Pay attention to load balancing! - you know ... sharing the scanning of network traffic between several GDef units. Load balancing is used when a single GDef can't handle all the network traffic, or when it is critical that the communication line is available in the network where you want to install several devises. It optimizes AV protection of the network perimeter, speeds up the scan process, and is a good way to prevent saturation and delays. If one GDef goes down, others will carry on with the work.

W2KNews wants you to know about Panda's new freebie program - Panda IT V.I.P. We know that once you try Panda Antivirus with integrated firewall at home, you'll want the same Panda security on all your machines at work. Once you qualify, you'll get Panda Platinum(tm) 7.0 desktop antivirus product for your home computer, at no charge! It's a $69.95 value and they will grant a full one-year license. Get it here:


This Week's Links We Like. Tips, Hints And Fun Stuff

  • Music inspired by Spam. Check the lyrics:

  • http://www.w2knews.com/rd/rd.cfm?id=031027FA-Spam_Music
  • The Concorde flies into history. Can I get a piece of one?

  • http://www.w2knews.com/rd/rd.cfm?id=031027FA-Concorde
  • Very useful IP-to-Country website, type in the IP and it will give you the geographic location:

  • http://www.w2knews.com/rd/rd.cfm?id=031027FA-IP-to-Country
  • Racing meets logging: Chainsaws with a V8 engine! (1.5 Megs)

  • http://www.w2knews.com/rd/rd.cfm?id=031027FA-V8_Chainsaw
  • Racingfreaks.net has videos of hopped up cars racing on public roads. Do not try this at home. [grin]

  • http://www.w2knews.com/rd/rd.cfm?id=031027FA-Racing
  • Fun with Jet Engines. Real ones. Staged demo how powerful they are (977 KB):

  • http://www.w2knews.com/rd/rd.cfm?id=031027FA-Jet_Engines
  • And what are the worst names for servers? Here are the results:

  • http://www.w2knews.com/rd/rd.cfm?id=031027FA-Server_Names
  • How To Turn a $175,000 High-End SGI Challenge DM Server into a Fridge:

  • http://www.w2knews.com/rd/rd.cfm?id=031027FA-Fridge

    Active Directory Cookbook

    Those of you who run networks on Windows 2000 know the benefits of using Active Directory for managing user information and permissions. You also know what a bear it can be. The newer version included with Windows Server 2003 has over 100 new and updated features to simplify deployment, but once it's in place many system admins still find Active Directory challenging. If you're among those looking for practical hands-on support, Check out this book.

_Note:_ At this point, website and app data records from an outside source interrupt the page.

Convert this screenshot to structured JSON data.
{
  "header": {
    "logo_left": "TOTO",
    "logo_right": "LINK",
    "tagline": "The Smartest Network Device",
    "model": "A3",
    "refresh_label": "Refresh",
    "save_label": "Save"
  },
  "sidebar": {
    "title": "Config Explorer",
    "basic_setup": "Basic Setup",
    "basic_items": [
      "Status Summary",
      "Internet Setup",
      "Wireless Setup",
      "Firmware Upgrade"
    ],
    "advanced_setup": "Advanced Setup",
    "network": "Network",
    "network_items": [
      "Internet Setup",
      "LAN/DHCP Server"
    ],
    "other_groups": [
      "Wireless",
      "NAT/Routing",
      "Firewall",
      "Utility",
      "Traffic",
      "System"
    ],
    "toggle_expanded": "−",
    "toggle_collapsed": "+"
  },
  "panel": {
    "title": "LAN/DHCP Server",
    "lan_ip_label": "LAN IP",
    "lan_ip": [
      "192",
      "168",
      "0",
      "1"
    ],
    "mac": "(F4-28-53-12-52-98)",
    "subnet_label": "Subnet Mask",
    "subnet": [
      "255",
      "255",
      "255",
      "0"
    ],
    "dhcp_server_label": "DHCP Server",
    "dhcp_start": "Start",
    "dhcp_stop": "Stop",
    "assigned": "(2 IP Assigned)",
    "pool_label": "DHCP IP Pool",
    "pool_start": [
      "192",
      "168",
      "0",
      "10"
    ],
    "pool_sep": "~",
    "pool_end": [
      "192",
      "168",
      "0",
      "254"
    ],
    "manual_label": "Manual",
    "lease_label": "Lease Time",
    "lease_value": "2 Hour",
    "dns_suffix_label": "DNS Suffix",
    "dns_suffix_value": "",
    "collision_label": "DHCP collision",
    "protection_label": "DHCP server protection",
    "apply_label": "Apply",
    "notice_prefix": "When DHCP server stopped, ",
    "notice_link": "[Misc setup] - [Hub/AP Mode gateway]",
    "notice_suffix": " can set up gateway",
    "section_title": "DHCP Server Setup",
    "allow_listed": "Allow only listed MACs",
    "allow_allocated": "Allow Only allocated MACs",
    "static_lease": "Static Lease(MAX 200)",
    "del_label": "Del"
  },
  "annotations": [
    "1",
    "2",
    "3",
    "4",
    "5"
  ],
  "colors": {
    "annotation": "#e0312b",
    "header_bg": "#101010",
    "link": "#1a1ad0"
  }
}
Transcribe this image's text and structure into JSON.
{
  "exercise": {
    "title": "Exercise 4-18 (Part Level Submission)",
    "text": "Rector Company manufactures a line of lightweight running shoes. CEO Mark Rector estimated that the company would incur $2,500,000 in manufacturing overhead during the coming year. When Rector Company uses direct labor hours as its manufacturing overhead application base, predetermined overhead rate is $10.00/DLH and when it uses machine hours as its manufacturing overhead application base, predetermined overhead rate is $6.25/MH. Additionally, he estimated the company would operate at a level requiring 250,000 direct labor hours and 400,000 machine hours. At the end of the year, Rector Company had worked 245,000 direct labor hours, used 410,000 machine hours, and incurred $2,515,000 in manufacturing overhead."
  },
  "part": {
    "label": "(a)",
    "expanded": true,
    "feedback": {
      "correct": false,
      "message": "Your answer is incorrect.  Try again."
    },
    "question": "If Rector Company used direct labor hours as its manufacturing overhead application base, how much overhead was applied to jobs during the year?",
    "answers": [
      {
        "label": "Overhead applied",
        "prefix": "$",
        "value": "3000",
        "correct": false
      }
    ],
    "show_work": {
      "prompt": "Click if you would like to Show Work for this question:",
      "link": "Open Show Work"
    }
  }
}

    It contains hundreds of step-by-step solutions for both common and uncommon problems that you might encounter with AD on a daily basis --including recipes to deal with the Lightweight Directory Access Protocol (LDAP), multi-master replication, Domain Name System (DNS), Group Policy, the Active Directory Schema, and many other features.